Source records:
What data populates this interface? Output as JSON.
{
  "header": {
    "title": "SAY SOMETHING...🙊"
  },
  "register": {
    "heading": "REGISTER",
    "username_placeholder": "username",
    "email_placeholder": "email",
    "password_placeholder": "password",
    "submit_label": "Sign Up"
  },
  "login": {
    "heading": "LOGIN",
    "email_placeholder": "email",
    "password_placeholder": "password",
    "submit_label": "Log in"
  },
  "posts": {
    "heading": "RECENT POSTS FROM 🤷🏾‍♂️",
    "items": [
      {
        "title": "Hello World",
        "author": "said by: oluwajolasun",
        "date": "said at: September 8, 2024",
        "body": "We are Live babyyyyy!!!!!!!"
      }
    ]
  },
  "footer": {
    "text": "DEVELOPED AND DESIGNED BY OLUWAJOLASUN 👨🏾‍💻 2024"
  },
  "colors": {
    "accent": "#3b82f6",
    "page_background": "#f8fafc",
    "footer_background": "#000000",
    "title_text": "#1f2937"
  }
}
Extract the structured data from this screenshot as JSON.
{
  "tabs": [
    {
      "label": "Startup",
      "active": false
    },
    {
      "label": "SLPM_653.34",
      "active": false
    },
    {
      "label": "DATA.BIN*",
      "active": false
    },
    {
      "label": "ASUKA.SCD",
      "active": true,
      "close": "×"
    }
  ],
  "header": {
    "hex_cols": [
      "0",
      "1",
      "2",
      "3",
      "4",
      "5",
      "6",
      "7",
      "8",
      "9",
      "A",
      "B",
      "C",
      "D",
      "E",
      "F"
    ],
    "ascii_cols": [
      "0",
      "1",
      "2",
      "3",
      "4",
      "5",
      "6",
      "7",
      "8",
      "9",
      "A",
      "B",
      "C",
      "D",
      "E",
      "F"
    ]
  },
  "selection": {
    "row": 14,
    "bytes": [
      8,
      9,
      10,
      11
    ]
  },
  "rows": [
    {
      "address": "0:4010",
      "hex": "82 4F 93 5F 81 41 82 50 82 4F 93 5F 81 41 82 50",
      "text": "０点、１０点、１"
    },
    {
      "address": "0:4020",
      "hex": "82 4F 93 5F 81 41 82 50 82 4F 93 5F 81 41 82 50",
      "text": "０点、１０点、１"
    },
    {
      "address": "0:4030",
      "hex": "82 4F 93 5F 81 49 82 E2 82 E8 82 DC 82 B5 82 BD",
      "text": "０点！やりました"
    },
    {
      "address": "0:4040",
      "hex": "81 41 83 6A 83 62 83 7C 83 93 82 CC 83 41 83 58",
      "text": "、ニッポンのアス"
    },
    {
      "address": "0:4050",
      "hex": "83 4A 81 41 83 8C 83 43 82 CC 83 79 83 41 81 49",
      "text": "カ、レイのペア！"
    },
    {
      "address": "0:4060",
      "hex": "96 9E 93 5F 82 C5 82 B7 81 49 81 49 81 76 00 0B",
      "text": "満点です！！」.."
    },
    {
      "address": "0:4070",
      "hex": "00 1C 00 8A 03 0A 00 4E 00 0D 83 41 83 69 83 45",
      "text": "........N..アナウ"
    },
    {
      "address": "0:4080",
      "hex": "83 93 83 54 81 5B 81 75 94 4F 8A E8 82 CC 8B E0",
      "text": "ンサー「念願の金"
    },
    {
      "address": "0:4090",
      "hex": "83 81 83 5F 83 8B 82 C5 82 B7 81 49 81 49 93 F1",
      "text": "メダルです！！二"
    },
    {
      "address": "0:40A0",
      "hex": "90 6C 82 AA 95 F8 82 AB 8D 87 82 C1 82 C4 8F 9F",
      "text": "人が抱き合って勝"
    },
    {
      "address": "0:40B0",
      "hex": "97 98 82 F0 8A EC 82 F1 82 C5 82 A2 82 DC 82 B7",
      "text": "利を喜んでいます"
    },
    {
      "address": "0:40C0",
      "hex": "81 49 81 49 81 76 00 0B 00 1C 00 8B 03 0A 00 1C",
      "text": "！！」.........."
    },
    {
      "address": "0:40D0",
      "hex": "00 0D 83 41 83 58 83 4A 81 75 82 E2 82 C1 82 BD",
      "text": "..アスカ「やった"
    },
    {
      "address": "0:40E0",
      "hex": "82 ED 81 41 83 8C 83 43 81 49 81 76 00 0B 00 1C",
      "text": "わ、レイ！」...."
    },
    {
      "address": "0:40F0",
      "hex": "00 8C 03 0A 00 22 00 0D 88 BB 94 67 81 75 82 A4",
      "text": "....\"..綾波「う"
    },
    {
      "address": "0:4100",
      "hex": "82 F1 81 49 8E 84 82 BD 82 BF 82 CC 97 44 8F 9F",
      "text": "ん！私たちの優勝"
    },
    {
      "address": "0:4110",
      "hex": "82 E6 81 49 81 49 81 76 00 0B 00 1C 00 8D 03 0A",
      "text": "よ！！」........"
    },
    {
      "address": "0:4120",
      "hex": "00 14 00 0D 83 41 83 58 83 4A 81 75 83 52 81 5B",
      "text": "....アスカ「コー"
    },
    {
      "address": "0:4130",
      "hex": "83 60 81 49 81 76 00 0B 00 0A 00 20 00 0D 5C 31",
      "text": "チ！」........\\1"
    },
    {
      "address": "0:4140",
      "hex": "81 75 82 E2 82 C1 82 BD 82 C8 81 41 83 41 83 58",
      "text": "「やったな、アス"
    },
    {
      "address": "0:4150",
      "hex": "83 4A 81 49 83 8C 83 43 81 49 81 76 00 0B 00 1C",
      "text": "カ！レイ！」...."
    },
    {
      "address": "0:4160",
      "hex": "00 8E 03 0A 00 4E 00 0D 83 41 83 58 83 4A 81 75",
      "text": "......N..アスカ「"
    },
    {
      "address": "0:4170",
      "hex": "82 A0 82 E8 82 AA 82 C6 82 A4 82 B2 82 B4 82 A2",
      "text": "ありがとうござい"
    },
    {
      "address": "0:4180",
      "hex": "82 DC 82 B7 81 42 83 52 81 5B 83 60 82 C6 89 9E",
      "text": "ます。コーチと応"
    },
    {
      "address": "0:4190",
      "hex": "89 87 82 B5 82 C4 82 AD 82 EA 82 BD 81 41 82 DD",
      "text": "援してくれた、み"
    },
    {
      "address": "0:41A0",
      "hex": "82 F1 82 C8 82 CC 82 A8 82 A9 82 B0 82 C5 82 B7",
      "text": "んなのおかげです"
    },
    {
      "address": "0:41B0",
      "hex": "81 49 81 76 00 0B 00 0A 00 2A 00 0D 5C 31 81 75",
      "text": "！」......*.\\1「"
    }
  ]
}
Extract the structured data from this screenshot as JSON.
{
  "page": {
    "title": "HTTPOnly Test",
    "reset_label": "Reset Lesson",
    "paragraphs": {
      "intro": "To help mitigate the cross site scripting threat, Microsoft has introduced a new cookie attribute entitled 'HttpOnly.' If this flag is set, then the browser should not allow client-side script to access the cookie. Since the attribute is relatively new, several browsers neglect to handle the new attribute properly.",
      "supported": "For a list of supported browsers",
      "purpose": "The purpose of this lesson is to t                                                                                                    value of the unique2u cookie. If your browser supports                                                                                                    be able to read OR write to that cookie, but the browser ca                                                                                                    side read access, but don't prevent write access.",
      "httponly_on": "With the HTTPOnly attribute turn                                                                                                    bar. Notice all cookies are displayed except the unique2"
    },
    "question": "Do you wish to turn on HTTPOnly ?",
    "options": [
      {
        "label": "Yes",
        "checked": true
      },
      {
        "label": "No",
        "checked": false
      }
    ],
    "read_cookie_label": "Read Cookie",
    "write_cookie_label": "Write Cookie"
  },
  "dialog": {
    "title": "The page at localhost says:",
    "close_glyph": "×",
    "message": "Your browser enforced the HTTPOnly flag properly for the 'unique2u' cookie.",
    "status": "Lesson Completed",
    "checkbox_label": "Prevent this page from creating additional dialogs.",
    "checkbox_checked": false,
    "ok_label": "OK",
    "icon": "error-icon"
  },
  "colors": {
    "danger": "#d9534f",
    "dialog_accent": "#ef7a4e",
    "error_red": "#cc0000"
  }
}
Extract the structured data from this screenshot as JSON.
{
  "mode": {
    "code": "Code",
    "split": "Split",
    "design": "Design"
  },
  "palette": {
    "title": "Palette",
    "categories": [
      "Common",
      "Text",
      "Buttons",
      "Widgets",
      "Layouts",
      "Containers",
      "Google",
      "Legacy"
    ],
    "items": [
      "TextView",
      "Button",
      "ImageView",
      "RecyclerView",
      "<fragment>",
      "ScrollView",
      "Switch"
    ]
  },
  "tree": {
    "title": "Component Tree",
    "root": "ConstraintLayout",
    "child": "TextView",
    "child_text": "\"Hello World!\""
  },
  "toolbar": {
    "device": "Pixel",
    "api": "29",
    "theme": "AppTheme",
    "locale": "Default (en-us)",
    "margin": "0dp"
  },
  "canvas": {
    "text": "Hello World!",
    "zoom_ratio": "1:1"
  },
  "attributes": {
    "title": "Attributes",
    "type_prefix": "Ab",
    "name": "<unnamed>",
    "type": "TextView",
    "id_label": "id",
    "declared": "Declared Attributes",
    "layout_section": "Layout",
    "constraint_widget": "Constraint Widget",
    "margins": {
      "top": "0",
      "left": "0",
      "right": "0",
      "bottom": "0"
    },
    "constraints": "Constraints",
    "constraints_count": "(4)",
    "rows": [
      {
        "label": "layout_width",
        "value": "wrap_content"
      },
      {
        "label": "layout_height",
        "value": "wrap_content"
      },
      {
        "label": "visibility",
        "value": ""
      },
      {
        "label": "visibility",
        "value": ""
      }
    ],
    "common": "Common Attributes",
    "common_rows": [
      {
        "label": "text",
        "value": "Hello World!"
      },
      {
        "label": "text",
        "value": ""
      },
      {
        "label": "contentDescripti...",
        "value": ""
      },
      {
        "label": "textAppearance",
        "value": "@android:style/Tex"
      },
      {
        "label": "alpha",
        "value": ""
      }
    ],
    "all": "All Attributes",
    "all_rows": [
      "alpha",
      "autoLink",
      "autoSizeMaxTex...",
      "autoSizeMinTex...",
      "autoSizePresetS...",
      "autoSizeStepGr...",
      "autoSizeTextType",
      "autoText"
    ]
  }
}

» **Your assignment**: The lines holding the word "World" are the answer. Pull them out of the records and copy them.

» **Solution to the exercise**:
        "title": "Hello World",
    "child_text": "\"Hello World!\""
    "text": "Hello World!",
        "value": "Hello World!"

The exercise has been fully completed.